That’s, Crime Scene Investigation; Cape Eleuthera Institute.
This morning, the body of a bull shark was found in a local marina.
Unfortunately, this is not the first time this has happened here at CEI, but strangely enough the last time it happened was when I was last here (I had nothing to do with it, I assure you).
It was decided that the body would be retrieved and taken back to the institute, to see if the cause of death could be determined.
The Bahamas is something of a safe-haven for sharks; long lining was banned here in 1993, which means there’s a real abundance and diversity of sharks. This is beneficial for the Bahamas as it brings millions of dollars into the economy through eco-tourism. The ban does not however provide holistic protection for sharks; its thought that the bull shark was killed by recreational fishermen.
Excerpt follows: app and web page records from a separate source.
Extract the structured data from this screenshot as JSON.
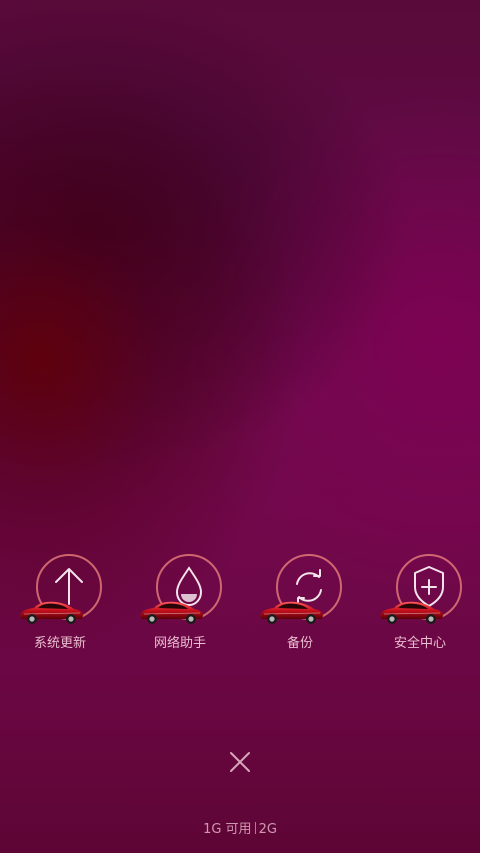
{
  "tools": [
    {
      "label": "系统更新",
      "icon": "arrow-up-icon"
    },
    {
      "label": "网络助手",
      "icon": "water-drop-icon"
    },
    {
      "label": "备份",
      "icon": "sync-icon"
    },
    {
      "label": "安全中心",
      "icon": "shield-plus-icon"
    }
  ],
  "memory": {
    "available": "1G 可用",
    "total": "2G"
  },
  "close_icon": "close-icon",
  "colors": {
    "ring": "#e17878",
    "label": "#ffdce6",
    "background_top": "#5a0a3a",
    "background_bottom": "#5e0535"
  }
}
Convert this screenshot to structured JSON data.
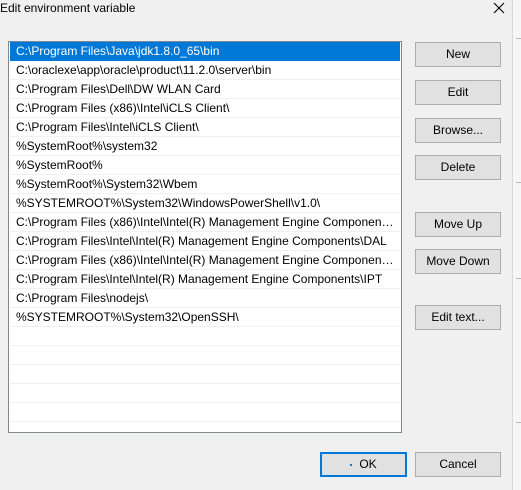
{
  "window": {
    "title": "Edit environment variable"
  },
  "list": {
    "items": [
      "C:\\Program Files\\Java\\jdk1.8.0_65\\bin",
      "C:\\oraclexe\\app\\oracle\\product\\11.2.0\\server\\bin",
      "C:\\Program Files\\Dell\\DW WLAN Card",
      "C:\\Program Files (x86)\\Intel\\iCLS Client\\",
      "C:\\Program Files\\Intel\\iCLS Client\\",
      "%SystemRoot%\\system32",
      "%SystemRoot%",
      "%SystemRoot%\\System32\\Wbem",
      "%SYSTEMROOT%\\System32\\WindowsPowerShell\\v1.0\\",
      "C:\\Program Files (x86)\\Intel\\Intel(R) Management Engine Component...",
      "C:\\Program Files\\Intel\\Intel(R) Management Engine Components\\DAL",
      "C:\\Program Files (x86)\\Intel\\Intel(R) Management Engine Component...",
      "C:\\Program Files\\Intel\\Intel(R) Management Engine Components\\IPT",
      "C:\\Program Files\\nodejs\\",
      "%SYSTEMROOT%\\System32\\OpenSSH\\"
    ],
    "selected_index": 0
  },
  "buttons": {
    "new": "New",
    "edit": "Edit",
    "browse": "Browse...",
    "delete": "Delete",
    "move_up": "Move Up",
    "move_down": "Move Down",
    "edit_text": "Edit text...",
    "ok": "OK",
    "cancel": "Cancel"
  },
  "colors": {
    "selection": "#0078d7",
    "accent": "#0078d7"
  },
  "icons": {
    "close": "close-icon"
  }
}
It goes without saying that it was extremely sad seeing the bull shark dead for no reason whatsoever, especially after we’d had some amazing dives with bull sharks a week or so ago.
Ed Brooks gave a talk to students from theIsland School on shark biology and some of the conservation issues that sharks face during the dissection, which at least means it was possible to use the shark as an educational tool, and it wasn’t a complete waste.
I think the kids got the message, and were really sad to see the shark dead too.
Exact cause of death was difficult to determine. its thought that recreational fishermen caught the shark in the night, and then simply discarded the carcass in the marina. The shark would have fought long and hard to get off the line, eventually tiring and drowning after hours of fighting.
A very sad demise for such a perfect predator, but its important to remember that this happens thousands of times every day all over the world; an estimated 100 million sharks are killed every year by commercial longline fleets